The remarkable turnaround started with an economic recovery in the 2010s, with then-Gov. Nathan Deal holding the line on spending and slowly using surpluses to rebuild the account the state holds money in for the next recession, when it might be needed to keep the government running.

But that growth in reserves greatly accelerated after the post-COVID-19 reopening of the economy in April and May of 2020, as massive federal spending, higher wages, inflation, state policy changes and other factors brought an avalanche of tax revenue like the state of Georgia has never seen before.

 

“The big thing is, look at 2021 and 2022,” said Richard Dunn, the director of the Office of Planning and Budget. “Typically, we are used to seeing 3 1/2, 4% growth. In those years it went up 13% and 23%.”

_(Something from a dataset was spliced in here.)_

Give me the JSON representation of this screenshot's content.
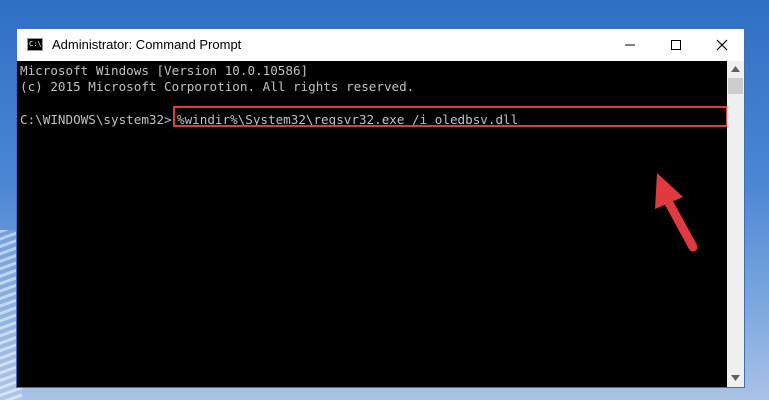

Combine that with the fact that “nobody knew what was going to happen coming out of the pandemic,” Dunn said, so Gov. Brian Kemp and lawmakers budgeted relatively conservatively and didn’t spend much of that tax money coming in.

That meant the state ran a $3.7 billion surplus in fiscal 2021 and a $6.6 billion surplus in fiscal 2022, and in October, it reported a $5.3 billion surplus for the fiscal year that ended June 30.

That has allowed Kemp and lawmakers to rebate $3 billion to taxpayers, hike salaries of teachers and state employees, improve technology in the government and boost spending in everything from education and public health programs to prisons, policing and road construction.

...continued

swipe to next page

©2023 The Atlanta Journal-Constitution. Visit at ajc.com. Distributed by Tribune Content Agency, LLC.

Comments

blog comments powered by Disqus